New Communication Tech for Deep-Space Missions

The limits of the speed of light could overturn decades of NASA mission management

3 min read
Using a simulated spacecraft, NASA researchers are testing new tools for collaboration between crews and mission control during deep space missions.
Mock Mission: Using a simulated spacecraft, NASA researchers are testing new tools for collaboration between crews and mission control during deep space missions.
Photo: NASA

22 June 2012—In anticipation of deep-space missions to near-Earth asteroids and beyond, a team of researchers is trying out techniques that could rewrite NASA’s rules for human spaceflight.

Last week, using a mock-up of a spacecraft at the Johnson Space Center, in Houston, the team conducted the second of a two-part series of simulations designed to test how well flight controllers and astronauts work together when separated by distances well beyond those of the Apollo lunar program of the 1960s and ’70s.

Keep Reading ↓ Show less

Stay ahead of the latest trends in technology.
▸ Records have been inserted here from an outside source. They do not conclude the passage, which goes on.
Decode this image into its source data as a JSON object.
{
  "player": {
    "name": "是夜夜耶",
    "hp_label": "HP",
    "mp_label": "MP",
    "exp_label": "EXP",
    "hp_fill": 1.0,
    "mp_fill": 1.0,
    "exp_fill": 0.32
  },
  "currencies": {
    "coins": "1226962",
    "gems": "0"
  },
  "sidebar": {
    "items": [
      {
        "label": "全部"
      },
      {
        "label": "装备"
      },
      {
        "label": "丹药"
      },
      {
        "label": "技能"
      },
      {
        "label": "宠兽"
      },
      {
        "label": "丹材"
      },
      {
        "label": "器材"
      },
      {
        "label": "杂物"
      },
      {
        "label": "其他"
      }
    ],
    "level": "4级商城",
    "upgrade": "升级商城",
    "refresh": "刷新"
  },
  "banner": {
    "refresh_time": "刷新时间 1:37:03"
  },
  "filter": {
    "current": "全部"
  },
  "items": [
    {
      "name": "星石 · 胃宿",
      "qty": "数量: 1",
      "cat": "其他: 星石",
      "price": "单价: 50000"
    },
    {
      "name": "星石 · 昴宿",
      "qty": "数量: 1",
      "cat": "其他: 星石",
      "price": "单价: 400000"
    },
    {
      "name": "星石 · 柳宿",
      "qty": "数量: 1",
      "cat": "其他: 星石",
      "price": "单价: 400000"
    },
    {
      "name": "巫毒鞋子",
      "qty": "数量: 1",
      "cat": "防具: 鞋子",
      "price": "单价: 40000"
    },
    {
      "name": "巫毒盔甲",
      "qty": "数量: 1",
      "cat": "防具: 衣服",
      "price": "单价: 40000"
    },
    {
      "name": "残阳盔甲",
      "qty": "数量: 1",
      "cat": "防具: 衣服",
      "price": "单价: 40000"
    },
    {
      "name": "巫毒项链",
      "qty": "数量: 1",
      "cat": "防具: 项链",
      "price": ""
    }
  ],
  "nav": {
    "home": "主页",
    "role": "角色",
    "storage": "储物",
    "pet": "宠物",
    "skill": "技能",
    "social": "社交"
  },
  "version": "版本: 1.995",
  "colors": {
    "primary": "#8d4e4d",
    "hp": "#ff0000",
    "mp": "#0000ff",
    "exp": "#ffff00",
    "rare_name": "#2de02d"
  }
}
Become an IEEE member.

This article is for IEEE members only. Join the world’s largest professional organization devoted to engineering and applied sciences and get access to all of Spectrum’s articles, podcasts, and special reports. Learn more →

Membership includes:

  • Get unlimited access to IEEE Spectrum content
  • Follow your favorite topics to create a personalized feed of IEEE Spectrum content
  • Save Spectrum articles to read later
  • Network with other technology professionals
  • Establish a professional profile
  • Create a group to share and collaborate on projects
  • Discover IEEE events and activities
  • Join and participate in discussions

Top Tech 2022: A Special Report

Preview two dozen exciting technical developments that are in the pipeline for the coming year

1 min read
Photo of the lower part of a rocket in an engineering bay.

NASA’s Space Launch System will carry Orion to the moon.

Frank Michaux/NASA

At the start of each year, IEEE Spectrum attempts to predict the future. It can be tricky, but we do our best, filling the January issue with a couple of dozen reports, short and long, about developments the editors expect to make news in the coming year.

This isn’t hard to do when the project has been in the works for a long time and is progressing on schedule—the coming first flight of NASA’s Space Launch System, for example. For other stories, we must go farther out on a limb. A case in point: the description of a hardware wallet for Bitcoin that the company formerly known as Square (which recently changed its name to Block) is developing but won’t officially comment on. One thing we can predict with confidence, though, is that Spectrum readers, familiar with the vicissitudes of technical development work, will understand if some of these projects don’t, in fact, pan out. That’s still okay.

Engineering, like life, is as much about the journey as the destination.

See all stories from our Top Tech 2022 Special Report

Keep Reading ↓ Show less